“Flu season” is winding down and you are happy that you narrowly escaped with your life and health intact.  Good thing you had the flu vaccine at your doctor/nurse/pharmacist/HR department/gas station attendent’s wizened advice. Or was it?

It should come as no shock that there is controversy associated with the use of the influenza vaccination. One would think that, after nearly 100 years of use, public health officials should be able to stand high on a pedestal and clearly proclaim that yes, the influenza vaccination protects us. Alas, we’re not even close.

When it comes to the research, there are many ways to look at the data. Truly, few studies come out demonstrating that the flu vaccination clearly protects against hospitilization, influenza and death. Something as simple as the definition of “flu” can affect outcomes. The is laboratory confirmed influenza viral infection and then there is “influenza-like illness,” which does not require confirmation and assumes that certain symptoms at a certain time of year are from the flu.

Several recent studies include:

  1. Flu vaccination effectiveness in children
  2. Flu vaccination effectiveness in the elderly
  3. My personal favorite – the Cochrane Collaboration review that pretty much sums it all up
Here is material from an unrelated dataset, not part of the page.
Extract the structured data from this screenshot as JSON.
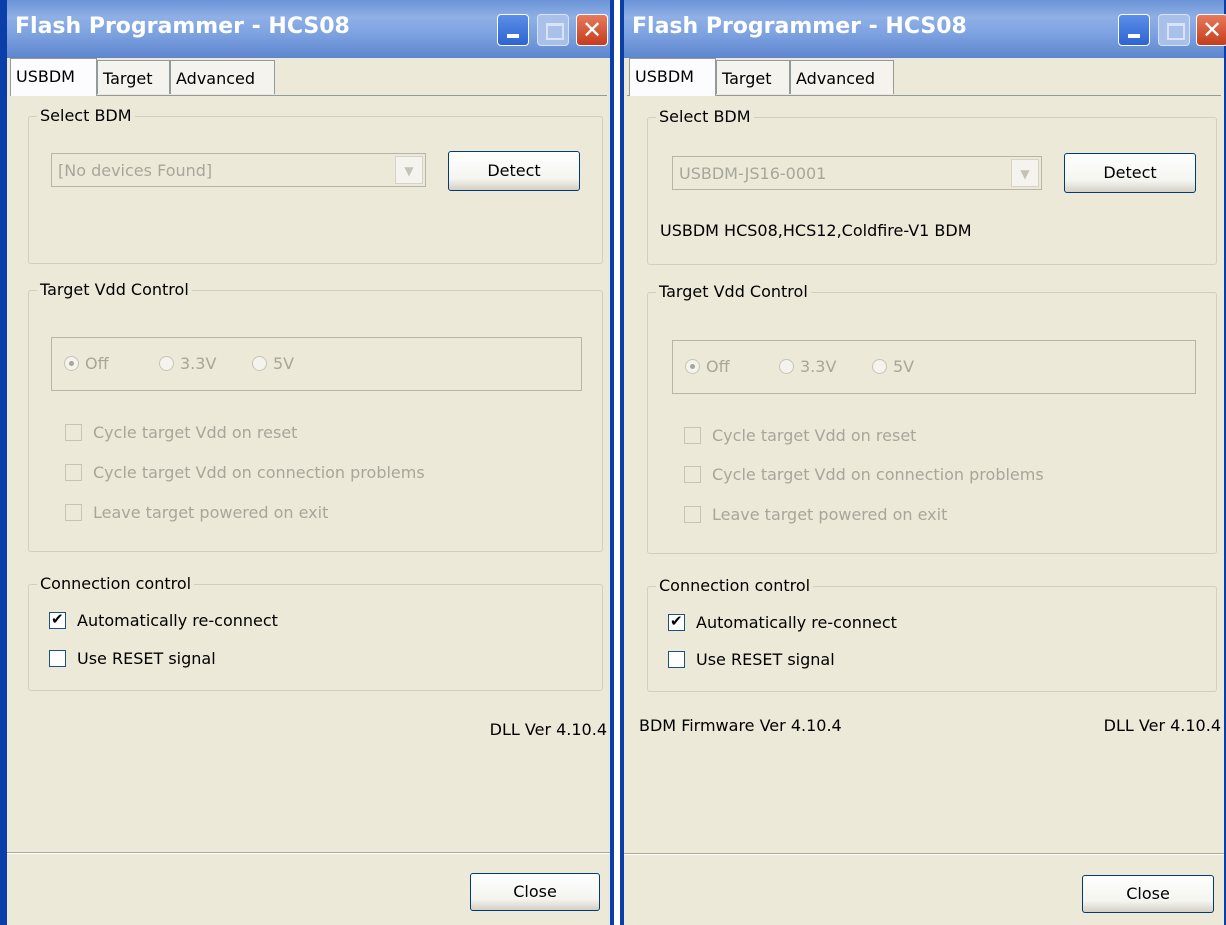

This particular study looked at the data in a different way in an attempt to negate the effect of bias by using instrumental variable methods.  Researchers looked at a rather massive amount of data (almost 13 million person influenza seasons) and concluded that, when this method was used, effectiveness of the flu vaccination at preventing death during the flu season at 6% (down from 33% without this method).  Pretty dismal.
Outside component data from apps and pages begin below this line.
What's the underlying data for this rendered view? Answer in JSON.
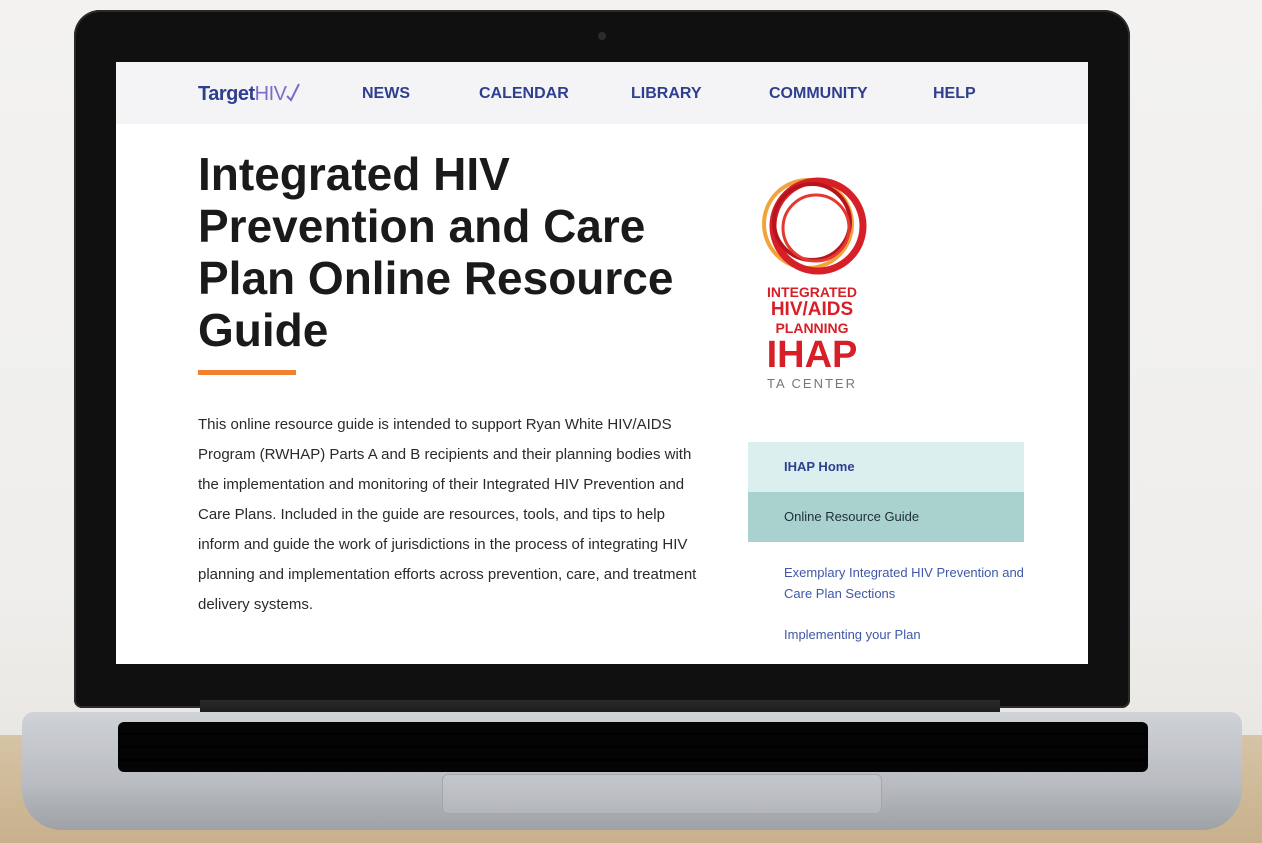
{
  "nav": {
    "logo_main": "Target",
    "logo_accent": "HIV",
    "items": [
      "NEWS",
      "CALENDAR",
      "LIBRARY",
      "COMMUNITY",
      "HELP"
    ]
  },
  "page": {
    "title": "Integrated HIV Prevention and Care Plan Online Resource Guide",
    "intro": "This online resource guide is intended to support Ryan White HIV/AIDS Program (RWHAP) Parts A and B recipients and their planning bodies with the implementation and monitoring of their Integrated HIV Prevention and Care Plans. Included in the guide are resources, tools, and tips to help inform and guide the work of jurisdictions in the process of integrating HIV planning and implementation efforts across prevention, care, and treatment delivery systems."
  },
  "ihap_logo": {
    "line1": "INTEGRATED",
    "line2": "HIV/AIDS",
    "line3": "PLANNING",
    "line4": "IHAP",
    "line5": "TA CENTER"
  },
  "sidebar": {
    "items": [
      {
        "label": "IHAP Home"
      },
      {
        "label": "Online Resource Guide"
      }
    ],
    "links": [
      {
        "label": "Exemplary Integrated HIV Prevention and Care Plan Sections"
      },
      {
        "label": "Implementing your Plan"
      }
    ]
  },
  "colors": {
    "brand_blue": "#2d3f8e",
    "accent_orange": "#f0812e",
    "ihap_red": "#d71f27",
    "ihap_orange": "#f2a33a",
    "sidebar_home_bg": "#dcefef",
    "sidebar_active_bg": "#a9d2cf"
  }
}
Compare this with the use of green teavitamin D or probiotics, both of which have been shown to lower the risk of catching the flu.

What becomes even more interesting is when researchers looked at what happened after the flu season was over.  Without this method, the vaccination lowered the risk of death by 15%. However, when the data was looked at using the instrumental variable method, the risk of death actually went UP 13%.
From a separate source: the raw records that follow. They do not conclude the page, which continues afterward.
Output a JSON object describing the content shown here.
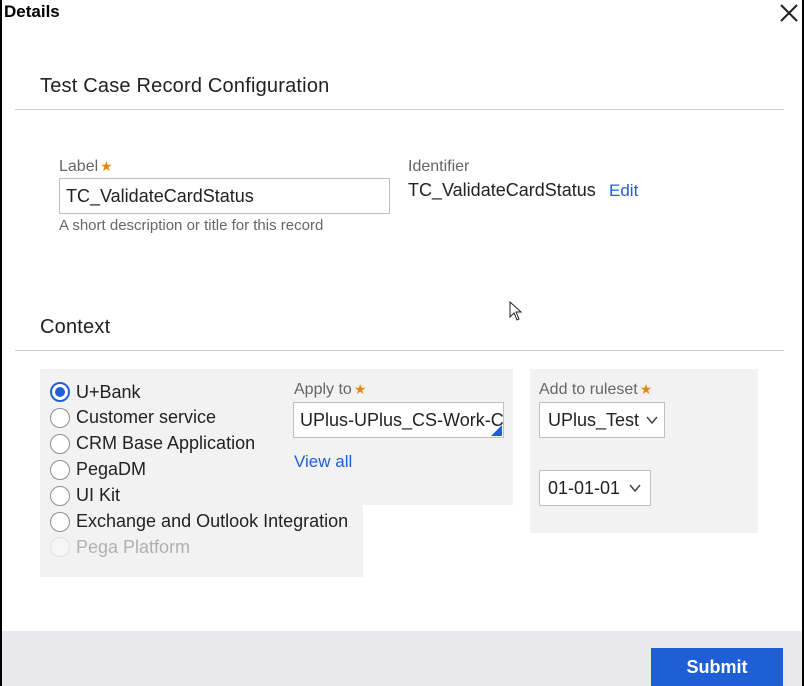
{
  "dialog": {
    "title": "Details"
  },
  "record_config": {
    "section_title": "Test Case Record Configuration",
    "label_field": {
      "label": "Label",
      "required_mark": "★",
      "value": "TC_ValidateCardStatus",
      "helper": "A short description or title for this record"
    },
    "identifier": {
      "label": "Identifier",
      "value": "TC_ValidateCardStatus",
      "edit_link": "Edit"
    }
  },
  "context": {
    "section_title": "Context",
    "applications": [
      {
        "label": "U+Bank",
        "checked": true,
        "disabled": false
      },
      {
        "label": "Customer service",
        "checked": false,
        "disabled": false
      },
      {
        "label": "CRM Base Application",
        "checked": false,
        "disabled": false
      },
      {
        "label": "PegaDM",
        "checked": false,
        "disabled": false
      },
      {
        "label": "UI Kit",
        "checked": false,
        "disabled": false
      },
      {
        "label": "Exchange and Outlook Integration",
        "checked": false,
        "disabled": false
      },
      {
        "label": "Pega Platform",
        "checked": false,
        "disabled": true
      }
    ],
    "apply_to": {
      "label": "Apply to",
      "required_mark": "★",
      "value": "UPlus-UPlus_CS-Work-Cr",
      "view_all": "View all"
    },
    "ruleset": {
      "label": "Add to ruleset",
      "required_mark": "★",
      "value": "UPlus_Test",
      "version": "01-01-01"
    }
  },
  "footer": {
    "submit_label": "Submit"
  },
  "colors": {
    "accent": "#1f5fd6",
    "required": "#e08a14",
    "panel": "#f2f2f2",
    "footer": "#e8e8ed"
  },
  "icons": {
    "close": "close-icon",
    "chevron": "chevron-down-icon",
    "lookup": "lookup-corner-icon",
    "cursor": "mouse-cursor-icon"
  }
}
So, while you may have a lower risk of dying during the flu season, any benefit gained may be overridden by a much greater risk of death after flu season.

Things that make you go “Hmmm….”

James Bogash

For more than a decade, Dr. Bogash has stayed current with the medical literature as it relates to physiology, disease prevention and disease management. He uses his knowledge to educate patients, the community and cyberspace on the best way to avoid and / or manage chronic diseases using lifestyle and targeted supplementation.